[Opening Data excerpts section]

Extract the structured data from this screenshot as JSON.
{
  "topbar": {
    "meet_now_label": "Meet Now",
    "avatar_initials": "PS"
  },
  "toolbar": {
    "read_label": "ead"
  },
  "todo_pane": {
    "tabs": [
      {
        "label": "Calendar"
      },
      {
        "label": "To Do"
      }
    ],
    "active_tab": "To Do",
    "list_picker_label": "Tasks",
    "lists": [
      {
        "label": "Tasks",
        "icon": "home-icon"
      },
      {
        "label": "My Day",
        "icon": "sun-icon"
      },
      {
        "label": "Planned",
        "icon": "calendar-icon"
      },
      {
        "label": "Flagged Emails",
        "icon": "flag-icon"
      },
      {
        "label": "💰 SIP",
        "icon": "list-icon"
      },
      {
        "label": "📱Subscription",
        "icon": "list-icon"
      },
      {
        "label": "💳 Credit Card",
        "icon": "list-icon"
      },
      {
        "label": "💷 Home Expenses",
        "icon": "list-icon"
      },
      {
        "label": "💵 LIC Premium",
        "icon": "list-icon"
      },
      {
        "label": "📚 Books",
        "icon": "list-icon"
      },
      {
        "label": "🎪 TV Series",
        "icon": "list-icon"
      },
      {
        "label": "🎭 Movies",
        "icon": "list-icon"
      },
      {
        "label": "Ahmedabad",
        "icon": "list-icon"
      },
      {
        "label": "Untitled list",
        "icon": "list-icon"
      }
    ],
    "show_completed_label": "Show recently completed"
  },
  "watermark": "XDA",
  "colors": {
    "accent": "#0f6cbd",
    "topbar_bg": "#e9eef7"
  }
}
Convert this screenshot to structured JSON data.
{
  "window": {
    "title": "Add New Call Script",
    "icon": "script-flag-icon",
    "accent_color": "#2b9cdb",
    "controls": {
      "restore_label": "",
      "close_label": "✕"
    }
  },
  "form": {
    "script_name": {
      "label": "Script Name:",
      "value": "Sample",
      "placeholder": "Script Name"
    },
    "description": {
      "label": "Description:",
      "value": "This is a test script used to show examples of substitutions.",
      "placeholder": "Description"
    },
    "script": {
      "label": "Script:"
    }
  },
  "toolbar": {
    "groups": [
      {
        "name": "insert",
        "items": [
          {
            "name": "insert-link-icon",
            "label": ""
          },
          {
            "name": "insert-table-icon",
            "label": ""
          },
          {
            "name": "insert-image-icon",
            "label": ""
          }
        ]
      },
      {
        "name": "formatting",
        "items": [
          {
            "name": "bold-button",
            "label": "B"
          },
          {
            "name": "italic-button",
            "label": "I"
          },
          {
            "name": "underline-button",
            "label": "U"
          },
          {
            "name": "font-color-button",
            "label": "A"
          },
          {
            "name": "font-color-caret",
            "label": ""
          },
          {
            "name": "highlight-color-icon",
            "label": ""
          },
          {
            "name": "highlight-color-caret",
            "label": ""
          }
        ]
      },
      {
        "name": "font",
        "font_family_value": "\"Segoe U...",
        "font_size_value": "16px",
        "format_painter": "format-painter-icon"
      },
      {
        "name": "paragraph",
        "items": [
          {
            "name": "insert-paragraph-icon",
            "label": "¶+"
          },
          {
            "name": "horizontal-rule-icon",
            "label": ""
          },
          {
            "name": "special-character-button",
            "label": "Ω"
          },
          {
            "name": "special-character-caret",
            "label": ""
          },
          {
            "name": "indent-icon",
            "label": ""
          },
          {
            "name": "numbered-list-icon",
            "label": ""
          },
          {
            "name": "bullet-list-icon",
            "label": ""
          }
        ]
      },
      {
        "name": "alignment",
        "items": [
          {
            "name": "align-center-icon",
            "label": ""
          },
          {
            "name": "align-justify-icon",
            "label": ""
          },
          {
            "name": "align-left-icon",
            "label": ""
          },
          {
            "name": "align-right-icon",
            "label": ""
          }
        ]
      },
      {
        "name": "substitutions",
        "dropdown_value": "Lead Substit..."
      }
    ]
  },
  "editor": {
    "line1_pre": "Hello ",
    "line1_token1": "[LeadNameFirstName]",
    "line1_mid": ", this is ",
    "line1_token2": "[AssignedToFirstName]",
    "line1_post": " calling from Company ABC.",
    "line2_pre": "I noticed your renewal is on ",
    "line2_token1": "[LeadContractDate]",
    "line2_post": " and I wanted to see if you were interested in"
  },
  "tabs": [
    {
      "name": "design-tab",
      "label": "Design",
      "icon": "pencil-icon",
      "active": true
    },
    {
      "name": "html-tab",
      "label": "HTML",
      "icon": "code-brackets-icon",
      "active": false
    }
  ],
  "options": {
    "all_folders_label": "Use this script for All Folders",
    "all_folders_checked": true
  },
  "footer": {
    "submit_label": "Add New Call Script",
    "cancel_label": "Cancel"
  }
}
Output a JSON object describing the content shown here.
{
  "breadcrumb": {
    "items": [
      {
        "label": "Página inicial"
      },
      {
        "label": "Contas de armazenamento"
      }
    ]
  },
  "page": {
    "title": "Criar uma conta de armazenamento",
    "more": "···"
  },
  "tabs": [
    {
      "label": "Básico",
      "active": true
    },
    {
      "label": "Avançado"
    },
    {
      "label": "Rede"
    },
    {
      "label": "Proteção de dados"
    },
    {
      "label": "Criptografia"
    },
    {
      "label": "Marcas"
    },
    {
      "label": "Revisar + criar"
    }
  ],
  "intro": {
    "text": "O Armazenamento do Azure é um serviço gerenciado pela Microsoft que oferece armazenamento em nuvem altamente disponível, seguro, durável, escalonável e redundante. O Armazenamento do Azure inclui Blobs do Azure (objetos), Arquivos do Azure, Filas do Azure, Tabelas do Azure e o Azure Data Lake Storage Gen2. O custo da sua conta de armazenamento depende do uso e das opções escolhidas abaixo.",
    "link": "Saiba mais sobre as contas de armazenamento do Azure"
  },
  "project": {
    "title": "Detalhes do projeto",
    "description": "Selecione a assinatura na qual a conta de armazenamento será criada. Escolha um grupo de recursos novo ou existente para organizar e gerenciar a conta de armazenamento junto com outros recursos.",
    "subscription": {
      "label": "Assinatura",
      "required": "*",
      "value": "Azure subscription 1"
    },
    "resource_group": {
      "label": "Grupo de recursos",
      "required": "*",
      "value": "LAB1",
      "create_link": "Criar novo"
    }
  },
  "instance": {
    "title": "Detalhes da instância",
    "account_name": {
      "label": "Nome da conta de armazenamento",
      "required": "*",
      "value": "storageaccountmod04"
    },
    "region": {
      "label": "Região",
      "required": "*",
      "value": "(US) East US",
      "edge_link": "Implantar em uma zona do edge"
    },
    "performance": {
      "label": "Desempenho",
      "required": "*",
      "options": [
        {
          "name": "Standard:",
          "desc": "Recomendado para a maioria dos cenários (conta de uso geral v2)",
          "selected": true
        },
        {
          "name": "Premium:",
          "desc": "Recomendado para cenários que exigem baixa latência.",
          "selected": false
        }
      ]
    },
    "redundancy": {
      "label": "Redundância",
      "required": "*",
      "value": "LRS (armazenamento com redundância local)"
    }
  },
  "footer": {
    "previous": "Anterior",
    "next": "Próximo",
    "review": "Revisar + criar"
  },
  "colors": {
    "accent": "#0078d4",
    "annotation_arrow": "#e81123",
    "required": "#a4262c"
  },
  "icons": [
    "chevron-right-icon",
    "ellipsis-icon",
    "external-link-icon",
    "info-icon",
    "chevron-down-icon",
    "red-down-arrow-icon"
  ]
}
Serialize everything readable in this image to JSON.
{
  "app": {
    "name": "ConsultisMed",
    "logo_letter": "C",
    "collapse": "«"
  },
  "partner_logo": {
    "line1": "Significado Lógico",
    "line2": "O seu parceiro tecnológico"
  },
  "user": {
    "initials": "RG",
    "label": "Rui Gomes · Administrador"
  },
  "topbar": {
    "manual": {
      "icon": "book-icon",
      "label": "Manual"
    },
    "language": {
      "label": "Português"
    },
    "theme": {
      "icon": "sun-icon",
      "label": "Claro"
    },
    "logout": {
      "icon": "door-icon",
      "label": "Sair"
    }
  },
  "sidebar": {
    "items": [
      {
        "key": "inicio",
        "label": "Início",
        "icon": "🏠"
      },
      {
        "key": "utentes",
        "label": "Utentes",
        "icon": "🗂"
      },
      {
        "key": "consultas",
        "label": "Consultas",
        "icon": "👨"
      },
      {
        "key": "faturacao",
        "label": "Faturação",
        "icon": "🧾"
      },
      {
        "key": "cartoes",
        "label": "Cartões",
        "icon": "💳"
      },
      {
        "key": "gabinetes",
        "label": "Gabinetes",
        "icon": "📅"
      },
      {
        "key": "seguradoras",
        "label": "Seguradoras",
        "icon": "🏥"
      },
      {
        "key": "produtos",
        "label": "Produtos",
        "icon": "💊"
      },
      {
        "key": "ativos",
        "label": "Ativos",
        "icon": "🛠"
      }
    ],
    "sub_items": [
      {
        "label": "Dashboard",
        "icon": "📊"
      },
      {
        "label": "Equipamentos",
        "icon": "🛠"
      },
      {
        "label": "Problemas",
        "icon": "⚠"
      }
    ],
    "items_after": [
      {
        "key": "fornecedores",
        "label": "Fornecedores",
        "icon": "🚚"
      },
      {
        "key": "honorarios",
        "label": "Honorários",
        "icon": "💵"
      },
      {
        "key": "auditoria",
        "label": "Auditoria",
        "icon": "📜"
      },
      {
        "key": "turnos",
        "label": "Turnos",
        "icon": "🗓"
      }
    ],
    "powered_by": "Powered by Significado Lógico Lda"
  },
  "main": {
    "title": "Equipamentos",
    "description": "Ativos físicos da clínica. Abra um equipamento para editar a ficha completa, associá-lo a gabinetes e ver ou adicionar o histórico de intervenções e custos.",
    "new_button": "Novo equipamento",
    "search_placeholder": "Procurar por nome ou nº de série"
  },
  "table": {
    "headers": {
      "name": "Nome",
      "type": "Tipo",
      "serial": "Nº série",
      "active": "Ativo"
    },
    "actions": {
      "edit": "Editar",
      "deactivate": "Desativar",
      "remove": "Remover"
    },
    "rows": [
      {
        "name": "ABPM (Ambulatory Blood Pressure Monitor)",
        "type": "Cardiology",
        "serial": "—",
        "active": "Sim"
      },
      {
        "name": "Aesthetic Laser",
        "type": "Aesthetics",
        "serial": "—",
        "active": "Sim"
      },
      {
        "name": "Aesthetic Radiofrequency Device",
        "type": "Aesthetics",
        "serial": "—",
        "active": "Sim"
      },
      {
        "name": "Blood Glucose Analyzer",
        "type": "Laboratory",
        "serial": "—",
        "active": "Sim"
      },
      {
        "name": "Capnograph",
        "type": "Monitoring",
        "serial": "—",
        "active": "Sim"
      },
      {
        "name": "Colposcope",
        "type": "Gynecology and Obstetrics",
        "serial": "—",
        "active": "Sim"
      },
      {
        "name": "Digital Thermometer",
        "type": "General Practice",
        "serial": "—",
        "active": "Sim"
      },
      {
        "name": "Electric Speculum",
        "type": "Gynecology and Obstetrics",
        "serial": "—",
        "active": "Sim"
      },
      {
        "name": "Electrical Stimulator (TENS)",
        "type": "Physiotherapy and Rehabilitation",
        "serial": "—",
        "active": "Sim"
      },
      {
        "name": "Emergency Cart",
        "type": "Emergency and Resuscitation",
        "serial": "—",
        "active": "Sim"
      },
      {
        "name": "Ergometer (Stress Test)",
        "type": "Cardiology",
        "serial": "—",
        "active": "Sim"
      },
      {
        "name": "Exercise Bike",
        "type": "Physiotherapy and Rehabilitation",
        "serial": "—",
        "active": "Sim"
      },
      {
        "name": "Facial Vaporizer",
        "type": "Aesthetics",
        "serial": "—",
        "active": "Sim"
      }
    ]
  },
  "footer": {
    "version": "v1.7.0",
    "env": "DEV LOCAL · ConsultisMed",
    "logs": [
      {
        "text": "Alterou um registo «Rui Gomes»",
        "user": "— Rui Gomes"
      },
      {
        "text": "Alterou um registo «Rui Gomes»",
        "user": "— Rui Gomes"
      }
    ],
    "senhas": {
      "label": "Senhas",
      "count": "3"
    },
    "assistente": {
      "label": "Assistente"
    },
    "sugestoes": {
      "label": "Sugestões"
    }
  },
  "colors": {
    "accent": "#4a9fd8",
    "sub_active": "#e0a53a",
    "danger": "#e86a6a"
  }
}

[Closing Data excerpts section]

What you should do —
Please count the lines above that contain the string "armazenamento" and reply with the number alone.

Solution for this exercise —
7